  12. Not only was Samuel Cowley’s half-brother, Matthew, an Apostle, his father Mathias Foss Cowley was also an Apostle but resigned in 1905 over the polygamy issue. Mathias’ priesthood was suspended in 1911; however, he was restored to full membership in 1936, about a year and a half after he dedicated Samuel’s grave. I’ve also come across some information indicating that Mathias traveled to Europe sometime during the 1930s and spoke to missionaries. Just a few tidbits about the family. :-)

    Comment by Steve C. — August 27, 2009 @ 3:59 pm

  13. Wonderful story that needs to be told and retold.
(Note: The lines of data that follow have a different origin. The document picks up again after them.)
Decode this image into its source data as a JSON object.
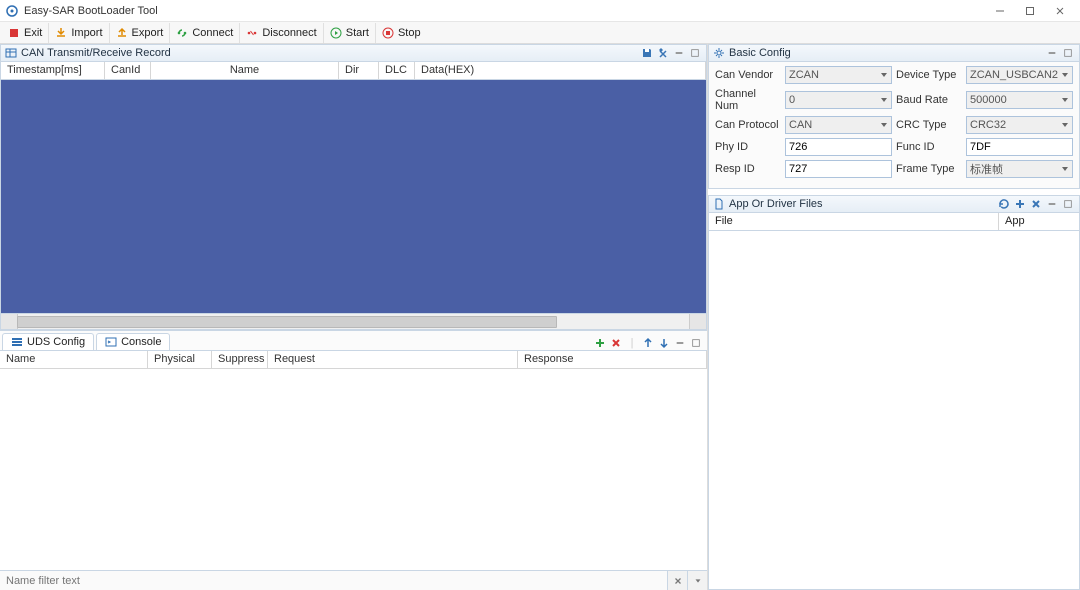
{
  "app": {
    "title": "Easy-SAR BootLoader Tool"
  },
  "toolbar": {
    "exit": "Exit",
    "import": "Import",
    "export": "Export",
    "connect": "Connect",
    "disconnect": "Disconnect",
    "start": "Start",
    "stop": "Stop"
  },
  "panels": {
    "can_record": {
      "title": "CAN Transmit/Receive Record",
      "columns": {
        "timestamp": "Timestamp[ms]",
        "canid": "CanId",
        "name": "Name",
        "dir": "Dir",
        "dlc": "DLC",
        "data": "Data(HEX)"
      }
    },
    "basic_config": {
      "title": "Basic Config",
      "labels": {
        "can_vendor": "Can Vendor",
        "device_type": "Device Type",
        "channel_num": "Channel Num",
        "baud_rate": "Baud Rate",
        "can_protocol": "Can Protocol",
        "crc_type": "CRC Type",
        "phy_id": "Phy ID",
        "func_id": "Func ID",
        "resp_id": "Resp ID",
        "frame_type": "Frame Type"
      },
      "values": {
        "can_vendor": "ZCAN",
        "device_type": "ZCAN_USBCAN2",
        "channel_num": "0",
        "baud_rate": "500000",
        "can_protocol": "CAN",
        "crc_type": "CRC32",
        "phy_id": "726",
        "func_id": "7DF",
        "resp_id": "727",
        "frame_type": "标准帧"
      }
    },
    "app_files": {
      "title": "App Or Driver Files",
      "columns": {
        "file": "File",
        "app": "App"
      }
    },
    "uds": {
      "tab_uds": "UDS Config",
      "tab_console": "Console",
      "columns": {
        "name": "Name",
        "physical": "Physical",
        "suppress": "Suppress",
        "request": "Request",
        "response": "Response"
      },
      "filter_placeholder": "Name filter text"
    }
  }
}
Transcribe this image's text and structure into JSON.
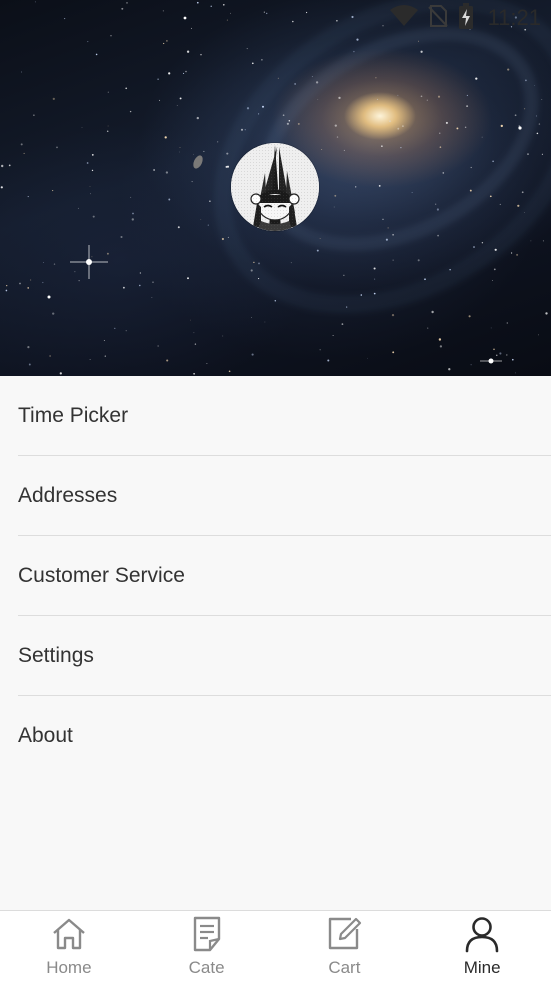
{
  "status_bar": {
    "time": "11:21",
    "icons": [
      "wifi-icon",
      "no-sim-icon",
      "battery-charging-icon"
    ]
  },
  "header": {
    "background": "galaxy-image",
    "avatar": "user-avatar-manga-girl"
  },
  "menu": {
    "items": [
      {
        "label": "Time Picker"
      },
      {
        "label": "Addresses"
      },
      {
        "label": "Customer Service"
      },
      {
        "label": "Settings"
      },
      {
        "label": "About"
      }
    ]
  },
  "tabbar": {
    "tabs": [
      {
        "label": "Home",
        "icon": "home-icon",
        "active": false
      },
      {
        "label": "Cate",
        "icon": "document-icon",
        "active": false
      },
      {
        "label": "Cart",
        "icon": "edit-icon",
        "active": false
      },
      {
        "label": "Mine",
        "icon": "person-icon",
        "active": true
      }
    ]
  },
  "colors": {
    "background": "#f8f8f8",
    "divider": "#dddddd",
    "text": "#333333",
    "tab_inactive": "#8a8a8a",
    "tab_active": "#2a2a2a"
  }
}
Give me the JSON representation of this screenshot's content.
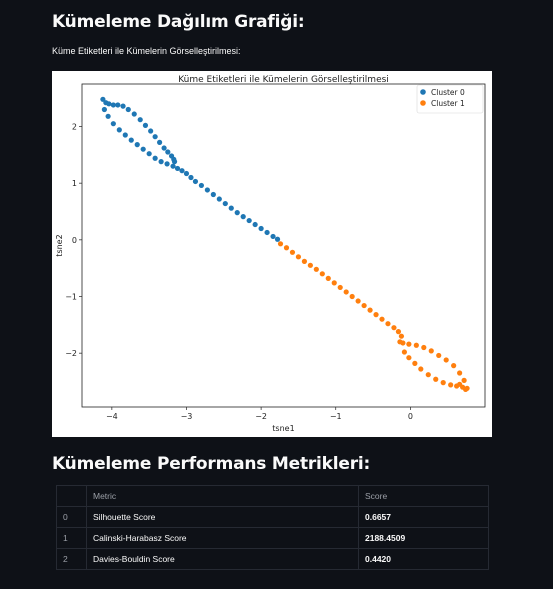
{
  "page": {
    "title": "Kümeleme Dağılım Grafiği:",
    "subtitle": "Küme Etiketleri ile Kümelerin Görselleştirilmesi:",
    "metrics_title": "Kümeleme Performans Metrikleri:"
  },
  "chart_data": {
    "type": "scatter",
    "title": "Küme Etiketleri ile Kümelerin Görselleştirilmesi",
    "xlabel": "tsne1",
    "ylabel": "tsne2",
    "xlim": [
      -4.4,
      1.0
    ],
    "ylim": [
      -2.95,
      2.75
    ],
    "xticks": [
      "−4",
      "−3",
      "−2",
      "−1",
      "0"
    ],
    "yticks": [
      "2",
      "1",
      "0",
      "−1",
      "−2"
    ],
    "legend_position": "top-right",
    "series": [
      {
        "name": "Cluster 0",
        "color": "#1f77b4",
        "x": [
          -4.12,
          -4.08,
          -4.04,
          -3.98,
          -3.92,
          -3.85,
          -3.78,
          -3.7,
          -3.62,
          -3.55,
          -3.48,
          -3.42,
          -3.36,
          -3.3,
          -3.25,
          -3.2,
          -3.17,
          -3.16,
          -4.1,
          -4.05,
          -3.98,
          -3.9,
          -3.82,
          -3.74,
          -3.66,
          -3.58,
          -3.5,
          -3.42,
          -3.34,
          -3.26,
          -3.18,
          -3.12,
          -3.06,
          -3.0,
          -2.94,
          -2.88,
          -2.8,
          -2.72,
          -2.64,
          -2.56,
          -2.48,
          -2.4,
          -2.32,
          -2.24,
          -2.16,
          -2.08,
          -2.0,
          -1.92,
          -1.84,
          -1.78
        ],
        "y": [
          2.48,
          2.42,
          2.4,
          2.38,
          2.38,
          2.36,
          2.3,
          2.22,
          2.12,
          2.02,
          1.92,
          1.82,
          1.72,
          1.62,
          1.55,
          1.48,
          1.42,
          1.38,
          2.3,
          2.18,
          2.05,
          1.94,
          1.85,
          1.76,
          1.68,
          1.6,
          1.52,
          1.44,
          1.38,
          1.34,
          1.3,
          1.26,
          1.22,
          1.17,
          1.1,
          1.03,
          0.96,
          0.88,
          0.8,
          0.72,
          0.64,
          0.56,
          0.48,
          0.41,
          0.34,
          0.27,
          0.2,
          0.13,
          0.06,
          0.01
        ]
      },
      {
        "name": "Cluster 1",
        "color": "#ff7f0e",
        "x": [
          -1.74,
          -1.66,
          -1.58,
          -1.5,
          -1.42,
          -1.34,
          -1.26,
          -1.18,
          -1.1,
          -1.02,
          -0.94,
          -0.86,
          -0.78,
          -0.7,
          -0.62,
          -0.54,
          -0.46,
          -0.38,
          -0.3,
          -0.22,
          -0.16,
          -0.12,
          -0.14,
          -0.1,
          -0.02,
          0.08,
          0.18,
          0.28,
          0.38,
          0.48,
          0.58,
          0.66,
          0.72,
          0.76,
          0.74,
          0.7,
          0.66,
          0.62,
          0.54,
          0.44,
          0.34,
          0.24,
          0.14,
          0.06,
          -0.02,
          -0.08
        ],
        "y": [
          -0.07,
          -0.14,
          -0.22,
          -0.3,
          -0.38,
          -0.45,
          -0.52,
          -0.6,
          -0.68,
          -0.76,
          -0.84,
          -0.92,
          -1.0,
          -1.08,
          -1.16,
          -1.24,
          -1.32,
          -1.4,
          -1.48,
          -1.55,
          -1.62,
          -1.7,
          -1.8,
          -1.82,
          -1.84,
          -1.86,
          -1.9,
          -1.96,
          -2.04,
          -2.12,
          -2.22,
          -2.35,
          -2.48,
          -2.62,
          -2.64,
          -2.6,
          -2.55,
          -2.58,
          -2.56,
          -2.52,
          -2.46,
          -2.38,
          -2.28,
          -2.18,
          -2.08,
          -1.98
        ]
      }
    ]
  },
  "metrics_table": {
    "headers": [
      "",
      "Metric",
      "Score"
    ],
    "rows": [
      [
        "0",
        "Silhouette Score",
        "0.6657"
      ],
      [
        "1",
        "Calinski-Harabasz Score",
        "2188.4509"
      ],
      [
        "2",
        "Davies-Bouldin Score",
        "0.4420"
      ]
    ]
  }
}
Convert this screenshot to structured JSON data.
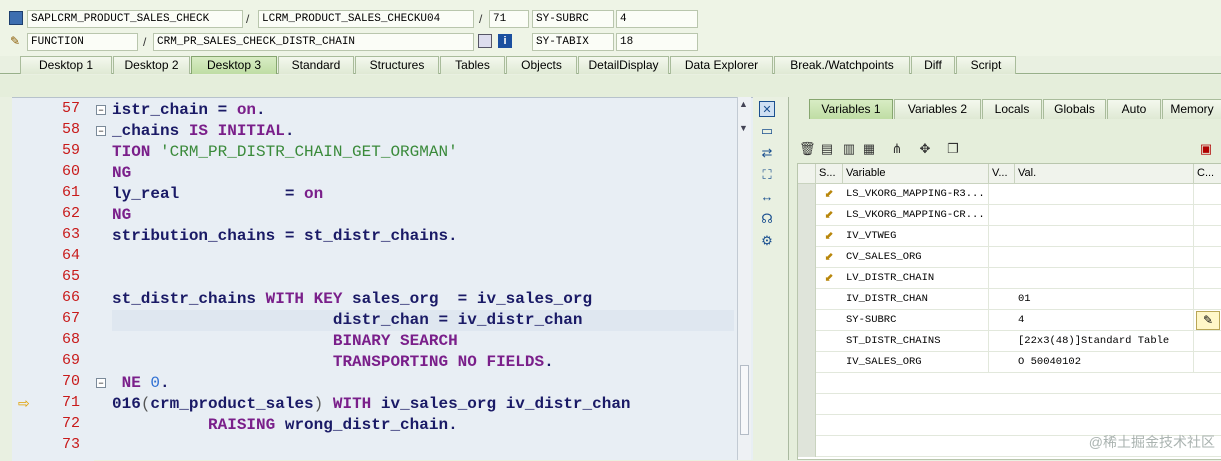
{
  "header": {
    "program": "SAPLCRM_PRODUCT_SALES_CHECK",
    "include": "LCRM_PRODUCT_SALES_CHECKU04",
    "line": "71",
    "subrc_label": "SY-SUBRC",
    "subrc_value": "4",
    "type": "FUNCTION",
    "event": "CRM_PR_SALES_CHECK_DISTR_CHAIN",
    "tabix_label": "SY-TABIX",
    "tabix_value": "18",
    "slash": "/"
  },
  "tabs": [
    "Desktop 1",
    "Desktop 2",
    "Desktop 3",
    "Standard",
    "Structures",
    "Tables",
    "Objects",
    "DetailDisplay",
    "Data Explorer",
    "Break./Watchpoints",
    "Diff",
    "Script"
  ],
  "active_tab": "Desktop 3",
  "code": {
    "line_numbers": [
      "57",
      "58",
      "59",
      "60",
      "61",
      "62",
      "63",
      "64",
      "65",
      "66",
      "67",
      "68",
      "69",
      "70",
      "71",
      "72",
      "73"
    ],
    "current_line": "71"
  },
  "right_tabs": [
    "Variables 1",
    "Variables 2",
    "Locals",
    "Globals",
    "Auto",
    "Memory"
  ],
  "grid": {
    "headers": [
      "S...",
      "Variable",
      "V...",
      "Val.",
      "C..."
    ],
    "rows": [
      {
        "variable": "LS_VKORG_MAPPING-R3...",
        "value": ""
      },
      {
        "variable": "LS_VKORG_MAPPING-CR...",
        "value": ""
      },
      {
        "variable": "IV_VTWEG",
        "value": ""
      },
      {
        "variable": "CV_SALES_ORG",
        "value": ""
      },
      {
        "variable": "LV_DISTR_CHAIN",
        "value": ""
      },
      {
        "variable": "IV_DISTR_CHAN",
        "value": "01"
      },
      {
        "variable": "SY-SUBRC",
        "value": "4"
      },
      {
        "variable": "ST_DISTR_CHAINS",
        "value": "[22x3(48)]Standard Table"
      },
      {
        "variable": "IV_SALES_ORG",
        "value": "O 50040102"
      }
    ]
  },
  "watermark": "@稀土掘金技术社区"
}
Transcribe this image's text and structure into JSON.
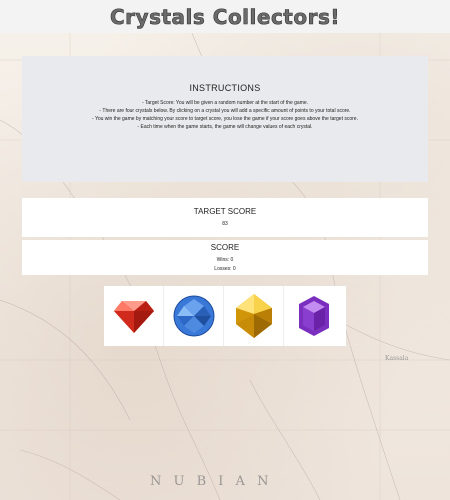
{
  "header": {
    "title": "Crystals Collectors!"
  },
  "instructions": {
    "heading": "INSTRUCTIONS",
    "lines": [
      "- Target Score: You will be given a random number at the start of the game.",
      "- There are four crystals below. By clicking on a crystal you will add a specific amount of points to your total score.",
      "- You win the game by matching your score to target score, you lose the game if your score goes above the target score.",
      "- Each time when the game starts, the game will change values of each crystal."
    ]
  },
  "target": {
    "label": "TARGET SCORE",
    "value": "83"
  },
  "score": {
    "label": "SCORE",
    "wins": "Wins: 0",
    "losses": "Losses: 0"
  },
  "crystals": [
    {
      "name": "red-crystal-icon",
      "color": "#e53b2c"
    },
    {
      "name": "blue-crystal-icon",
      "color": "#3a78d8"
    },
    {
      "name": "yellow-crystal-icon",
      "color": "#e3a813"
    },
    {
      "name": "purple-crystal-icon",
      "color": "#7b2fbf"
    }
  ],
  "map_labels": {
    "bottom": "N U B I A N",
    "right": "Kassala"
  }
}
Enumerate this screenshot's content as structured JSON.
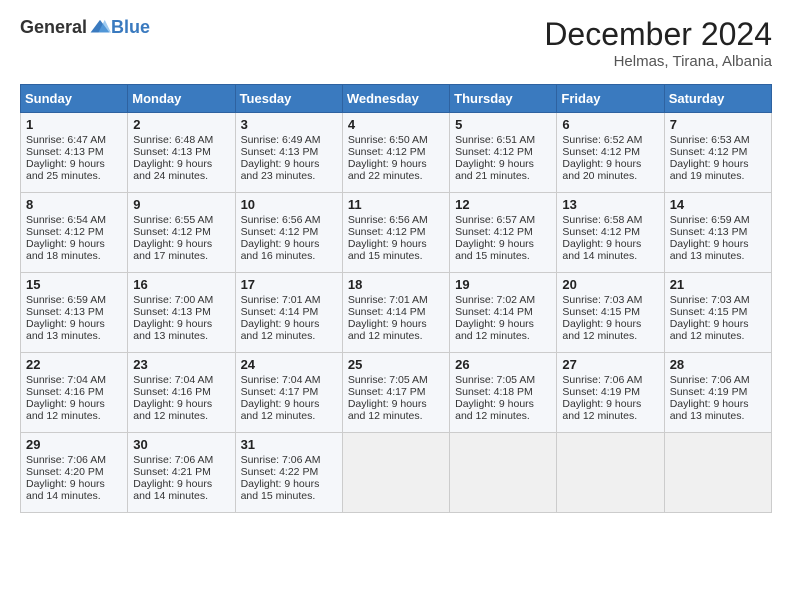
{
  "logo": {
    "general": "General",
    "blue": "Blue"
  },
  "header": {
    "month_title": "December 2024",
    "location": "Helmas, Tirana, Albania"
  },
  "weekdays": [
    "Sunday",
    "Monday",
    "Tuesday",
    "Wednesday",
    "Thursday",
    "Friday",
    "Saturday"
  ],
  "weeks": [
    [
      {
        "day": 1,
        "sunrise": "6:47 AM",
        "sunset": "4:13 PM",
        "daylight": "9 hours and 25 minutes."
      },
      {
        "day": 2,
        "sunrise": "6:48 AM",
        "sunset": "4:13 PM",
        "daylight": "9 hours and 24 minutes."
      },
      {
        "day": 3,
        "sunrise": "6:49 AM",
        "sunset": "4:13 PM",
        "daylight": "9 hours and 23 minutes."
      },
      {
        "day": 4,
        "sunrise": "6:50 AM",
        "sunset": "4:12 PM",
        "daylight": "9 hours and 22 minutes."
      },
      {
        "day": 5,
        "sunrise": "6:51 AM",
        "sunset": "4:12 PM",
        "daylight": "9 hours and 21 minutes."
      },
      {
        "day": 6,
        "sunrise": "6:52 AM",
        "sunset": "4:12 PM",
        "daylight": "9 hours and 20 minutes."
      },
      {
        "day": 7,
        "sunrise": "6:53 AM",
        "sunset": "4:12 PM",
        "daylight": "9 hours and 19 minutes."
      }
    ],
    [
      {
        "day": 8,
        "sunrise": "6:54 AM",
        "sunset": "4:12 PM",
        "daylight": "9 hours and 18 minutes."
      },
      {
        "day": 9,
        "sunrise": "6:55 AM",
        "sunset": "4:12 PM",
        "daylight": "9 hours and 17 minutes."
      },
      {
        "day": 10,
        "sunrise": "6:56 AM",
        "sunset": "4:12 PM",
        "daylight": "9 hours and 16 minutes."
      },
      {
        "day": 11,
        "sunrise": "6:56 AM",
        "sunset": "4:12 PM",
        "daylight": "9 hours and 15 minutes."
      },
      {
        "day": 12,
        "sunrise": "6:57 AM",
        "sunset": "4:12 PM",
        "daylight": "9 hours and 15 minutes."
      },
      {
        "day": 13,
        "sunrise": "6:58 AM",
        "sunset": "4:12 PM",
        "daylight": "9 hours and 14 minutes."
      },
      {
        "day": 14,
        "sunrise": "6:59 AM",
        "sunset": "4:13 PM",
        "daylight": "9 hours and 13 minutes."
      }
    ],
    [
      {
        "day": 15,
        "sunrise": "6:59 AM",
        "sunset": "4:13 PM",
        "daylight": "9 hours and 13 minutes."
      },
      {
        "day": 16,
        "sunrise": "7:00 AM",
        "sunset": "4:13 PM",
        "daylight": "9 hours and 13 minutes."
      },
      {
        "day": 17,
        "sunrise": "7:01 AM",
        "sunset": "4:14 PM",
        "daylight": "9 hours and 12 minutes."
      },
      {
        "day": 18,
        "sunrise": "7:01 AM",
        "sunset": "4:14 PM",
        "daylight": "9 hours and 12 minutes."
      },
      {
        "day": 19,
        "sunrise": "7:02 AM",
        "sunset": "4:14 PM",
        "daylight": "9 hours and 12 minutes."
      },
      {
        "day": 20,
        "sunrise": "7:03 AM",
        "sunset": "4:15 PM",
        "daylight": "9 hours and 12 minutes."
      },
      {
        "day": 21,
        "sunrise": "7:03 AM",
        "sunset": "4:15 PM",
        "daylight": "9 hours and 12 minutes."
      }
    ],
    [
      {
        "day": 22,
        "sunrise": "7:04 AM",
        "sunset": "4:16 PM",
        "daylight": "9 hours and 12 minutes."
      },
      {
        "day": 23,
        "sunrise": "7:04 AM",
        "sunset": "4:16 PM",
        "daylight": "9 hours and 12 minutes."
      },
      {
        "day": 24,
        "sunrise": "7:04 AM",
        "sunset": "4:17 PM",
        "daylight": "9 hours and 12 minutes."
      },
      {
        "day": 25,
        "sunrise": "7:05 AM",
        "sunset": "4:17 PM",
        "daylight": "9 hours and 12 minutes."
      },
      {
        "day": 26,
        "sunrise": "7:05 AM",
        "sunset": "4:18 PM",
        "daylight": "9 hours and 12 minutes."
      },
      {
        "day": 27,
        "sunrise": "7:06 AM",
        "sunset": "4:19 PM",
        "daylight": "9 hours and 12 minutes."
      },
      {
        "day": 28,
        "sunrise": "7:06 AM",
        "sunset": "4:19 PM",
        "daylight": "9 hours and 13 minutes."
      }
    ],
    [
      {
        "day": 29,
        "sunrise": "7:06 AM",
        "sunset": "4:20 PM",
        "daylight": "9 hours and 14 minutes."
      },
      {
        "day": 30,
        "sunrise": "7:06 AM",
        "sunset": "4:21 PM",
        "daylight": "9 hours and 14 minutes."
      },
      {
        "day": 31,
        "sunrise": "7:06 AM",
        "sunset": "4:22 PM",
        "daylight": "9 hours and 15 minutes."
      },
      null,
      null,
      null,
      null
    ]
  ],
  "cell_labels": {
    "sunrise": "Sunrise:",
    "sunset": "Sunset:",
    "daylight": "Daylight:"
  }
}
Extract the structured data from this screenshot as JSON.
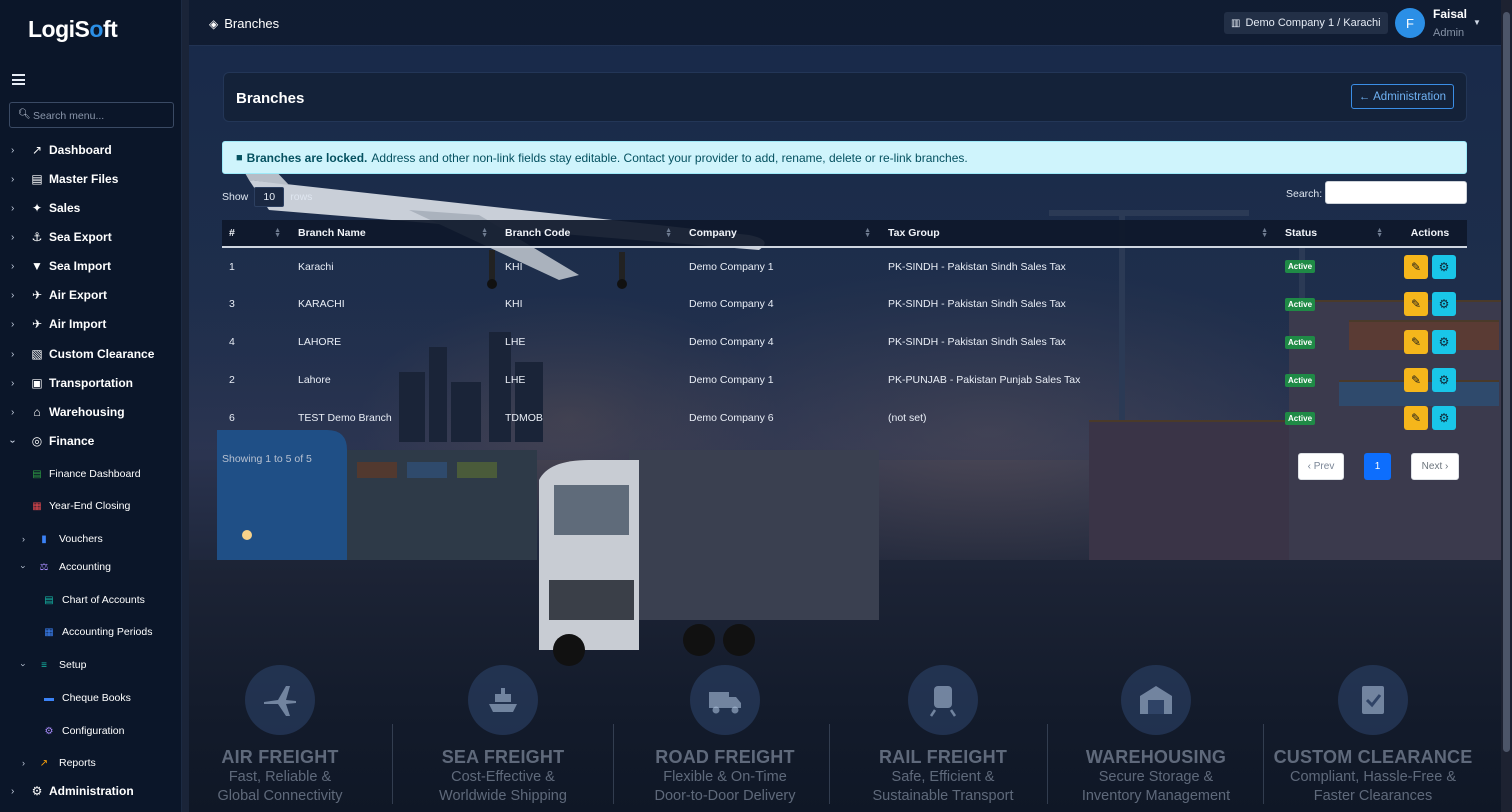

I love what the Assistant Director Harold Nathan said, “And yet Sam Cowley was one of the simplest men I ever knew. He was greatly simple. He was simply great.”

    Comment by Maurine — August 27, 2009 @ 9:36 pm

  14. Threadjack warning: I remember reading that Mattias Cowley, Moses Thatcher, and John W. Taylor left the Q of 12 over polygamy, but it was really a voluntary, calculated move in which they agreed to serve as scapegoats for the plural marrages performed after the manifesto, with the understanding that they’d be restored to their former standing after the storm blew over. John W. Taylor, of course, never came back, so maybe it wasn’t so calculated. If only I could remember a source….

    Comment by Clark — August 28, 2009 @ 9:21 am

  15. Threadjack warning: Clark, if you find that source, I’d be interested in reading it. An interesting part of Church history.

    Comment by Steve C. — August 28, 2009 @ 4:54 pm

  16. Moses Thatcher left the Quorum in 1895 over conflict with the first prsidency over the politcal manifesto which stated that all general authorities had to get permission form the first presidencey to run for public office. Thatcher felt ,with some justification that the politcal manifesto was designed by the Republican first presidency to keep democracts like himself from running for public office. B.H Roberts came close to leaving the quorum of the 70 but was persuaded by Heber J. Grant to sign the Political Manifesto
    Thatcher also had serious health problems both physical and mental including a morphine addiction.

    John W. Taylor and Matthias Cowley were not sustained at the October 1904 conference when the second manifesto was issued by Joseph F.Smith which ended officially sanctioned Plural Marriage in the mainstream LDS Church. Taylor and Cowley had pushed continued plural marriaged in the era after the 1890 manifesto and had taken additional plural wives themselves. They were not the only ones doing this. Joseph F. Smith had authorized personally numerous plural marriages in the 1890-1904 time period( a good example of this would be the marriage of Christian Eyring and Caroline Romney in 1903. Camilla Eyring, duahger of Christian and his first wife would latter marry Spencer W. Kimball. Christian Eyring is also the grandfather of Henry Eyring of the current first Presidency.)

    However Taylor and Cowley were the most prominent members of the Quorum in 1904 who had pushed post manifesto plural marriages. As you indicated because of their continued support for plural marriage Taylor was excommunicated and Cowley was disfellowshiped.

    Matthew Cowley , Samuel’s half brother told the moving story of how when he was about to be married and was living in Washington D.C. and was planning to marry his wife outside of the Temple and be sealed later because of finacial costs . His father heard of this and was quite distressed and somehow raised the funds for them to come to Utah and be married in the Temple. Matthew told how his father wlaked him and his bride to the Temple gates and had to stop and watch them go in as he was still disfellowshiped and unable to go in the Temple.

    Comment by John Willis — August 28, 2009 @ 6:56 pm

  17. Don’t miss the great article about Sam Cowley in today’s Deseret News Utah section.

    Comment by Curt A. — October 2, 2009 @ 8:54 am

  18. Thanks, Curt, I hadn’t seen that yet. I just put a link in the sidebar and here to make it easier for readers to find.

    Comment by Ardis E. Parshall — October 2, 2009 @ 9:43 am